An Introduction To Managing Stress

An introduction to managing stress

The first step to a stress-free you

Hi, I’m Nick and thank you for joining me in my stress busting series. In this video we’re going to be looking at how stress works and the first step you can take to fighting it.

So, what is stress?

Stress is the body’s natural response to danger. It’s when our body’s defences kick in, equipping us to deal with what ever comes our way. These defences are a combination of:

  • anger – which makes us stronger and ready to fight
  • anxiety – which makes us alert and aware of everything around us
  • depression – which shuts down the feel good chemicals, and encourages us to withdraw from situations

You may already know this as the fight or flight response.

If the danger was real, then these defences would be great. But modern life is not filled with the threats of the past. Unfortunately, the mind can’t tell the difference between what’s real and what’s imagined. So when we’re worrying why we haven’t had that phone call, or thinking about how late we’ll be because we’ve missed the bus or we’re annoyed because we’ve put on weight, we create anxiety and the fight or flight area of the brain activates. The more negative our thoughts, the stronger the stress response.

The effect of stress on the brain

Have you ever noticed that when you’re feeling stressed, your brain just seems to stop working and you can’t think properly? The reason is that 65% of the brain’s resources are being diverted from the intellectual part to the stress centres. That’s because we are wired for fight or flight in a stressful situation. Your brain doesn’t need you to think. It just needs you to get out of there and fast! So, we’re only left with 35%, which is why we often feel that we simply can’t cope.

Luckily, we have also developed a bigger, intellectual part of the brain, which is packed full of resources for dealing with situations in a calm, stress free way. When we’re in this bit, we’re able to cope with life, and things don’t seem too much for us.

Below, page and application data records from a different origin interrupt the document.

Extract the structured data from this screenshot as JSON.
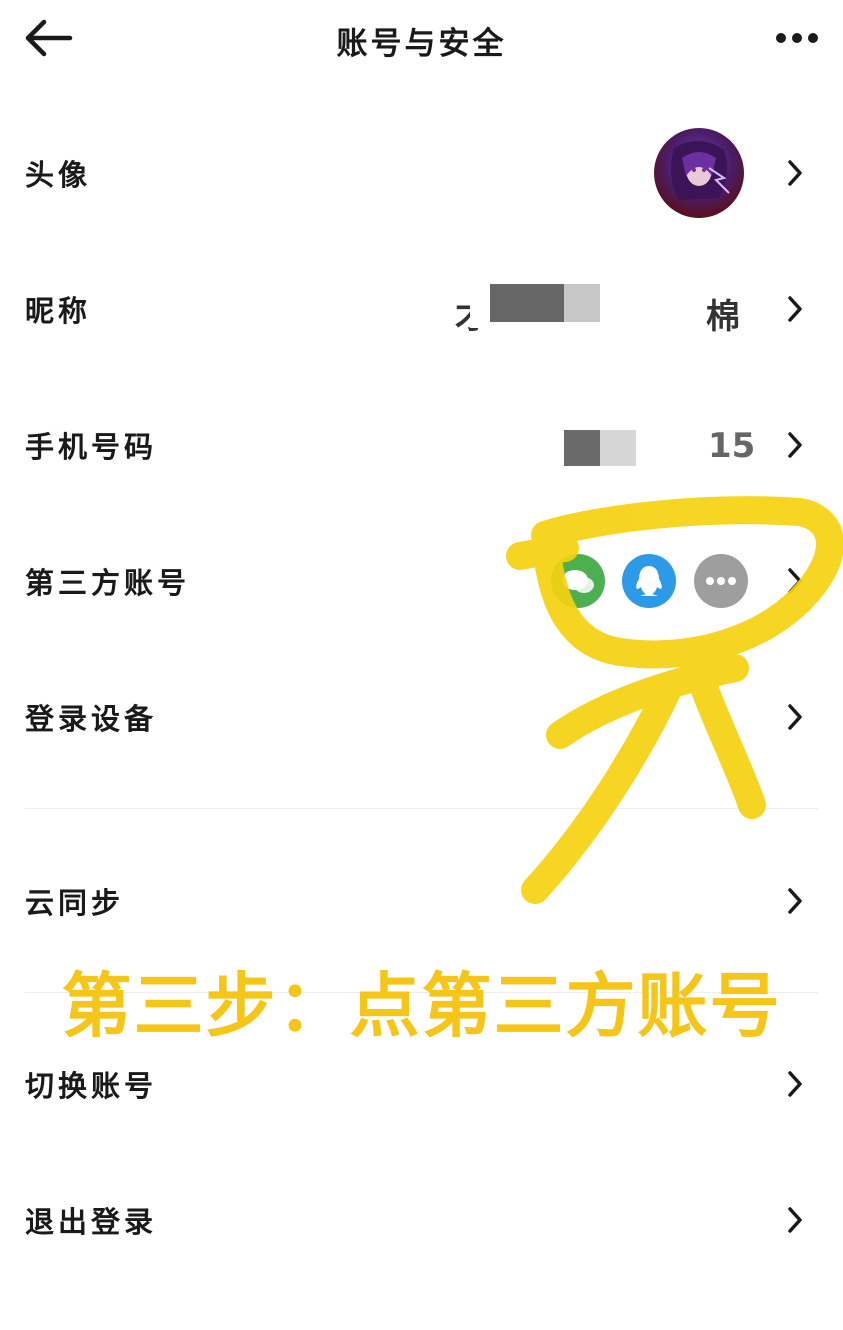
{
  "header": {
    "title": "账号与安全",
    "back_icon": "back-arrow-icon",
    "more_icon": "more-dots-icon"
  },
  "rows": [
    {
      "label": "头像"
    },
    {
      "label": "昵称",
      "value_visible_start": "才",
      "value_visible_end": "棉"
    },
    {
      "label": "手机号码",
      "value_visible_end": "15"
    },
    {
      "label": "第三方账号",
      "icons": [
        "wechat-icon",
        "qq-icon",
        "more-icon"
      ]
    },
    {
      "label": "登录设备"
    },
    {
      "label": "云同步"
    },
    {
      "label": "切换账号"
    },
    {
      "label": "退出登录"
    }
  ],
  "annotation": {
    "caption": "第三步：点第三方账号",
    "color": "#f5c518"
  },
  "colors": {
    "wechat": "#4caf50",
    "qq": "#2d9ae8",
    "more": "#9e9e9e",
    "caption": "#f5c518"
  }
}
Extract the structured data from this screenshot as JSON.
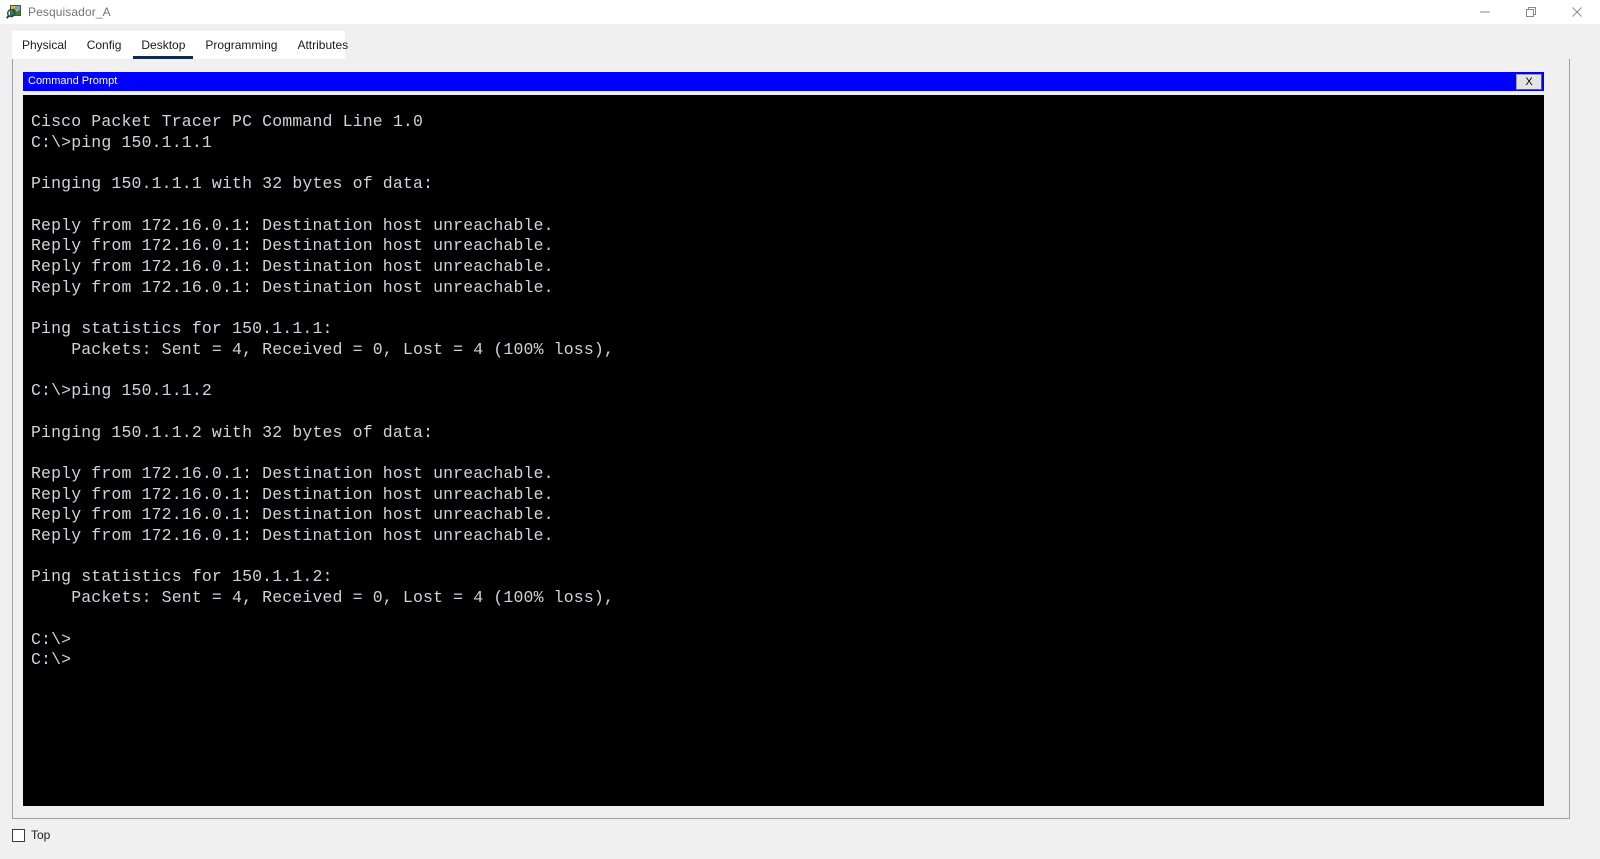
{
  "window": {
    "title": "Pesquisador_A",
    "icon": "packet-tracer-pc-icon",
    "controls": {
      "minimize": "minimize-icon",
      "maximize": "restore-icon",
      "close": "close-icon"
    },
    "progress_strip": {
      "fill_color": "#0a7bd4",
      "track_color": "#2b2b2b"
    }
  },
  "tabs": [
    {
      "label": "Physical",
      "active": false
    },
    {
      "label": "Config",
      "active": false
    },
    {
      "label": "Desktop",
      "active": true
    },
    {
      "label": "Programming",
      "active": false
    },
    {
      "label": "Attributes",
      "active": false
    }
  ],
  "command_prompt": {
    "title": "Command Prompt",
    "close_label": "X",
    "titlebar_color": "#0000ff",
    "background_color": "#000000",
    "text_color": "#d2d2da",
    "content": "Cisco Packet Tracer PC Command Line 1.0\nC:\\>ping 150.1.1.1\n\nPinging 150.1.1.1 with 32 bytes of data:\n\nReply from 172.16.0.1: Destination host unreachable.\nReply from 172.16.0.1: Destination host unreachable.\nReply from 172.16.0.1: Destination host unreachable.\nReply from 172.16.0.1: Destination host unreachable.\n\nPing statistics for 150.1.1.1:\n    Packets: Sent = 4, Received = 0, Lost = 4 (100% loss),\n\nC:\\>ping 150.1.1.2\n\nPinging 150.1.1.2 with 32 bytes of data:\n\nReply from 172.16.0.1: Destination host unreachable.\nReply from 172.16.0.1: Destination host unreachable.\nReply from 172.16.0.1: Destination host unreachable.\nReply from 172.16.0.1: Destination host unreachable.\n\nPing statistics for 150.1.1.2:\n    Packets: Sent = 4, Received = 0, Lost = 4 (100% loss),\n\nC:\\>\nC:\\>"
  },
  "footer": {
    "top_checkbox_label": "Top",
    "top_checkbox_checked": false
  }
}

So, to access these amazing resources available to us, we need to keep our thoughts positive.

Tips for remaining in the stress free part of the brain

Here are a few things you can do to allow you to stay in that stress free part of the brain:

  1. Start the day in a positive frame of mind – spend a few minutes each morning thinking about what’s been good over the last day . Think about what skills you have used and how that’s made you feel. Spend a moment thinking about what good things will be happening in the day ahead.
  2. Look for the changes already taking place within you. In this way you’ll be training your brain to be on the look out for all the positives.
  3. Focus your thought energy on how you want things to be, rather than how you don’t want them to be; on what you want to achieve today and in the future. Create a picture in your mind of yourself having achieved all you set out to, which will give you the motivation to work towards it.

The more you do this, the better at it you’ll become. You’ll gain more control over your feelings, you’ll be able to concentrate better, you’ll have a better ability to override strong emotions, urges, impulses and you’ll also have better management over stress.

Does positive thinking really work?

I know something as simple as positive thinking sounds like it couldn’t possibly help with something as big as stress. But do me a favour and give it a try – you’ll have lost nothing but you might gain a lot.

In the next video, we’re going to be looking at sleep and it’s involvement in stress. I’ll be sharing some additional resources, too, so don’t miss it.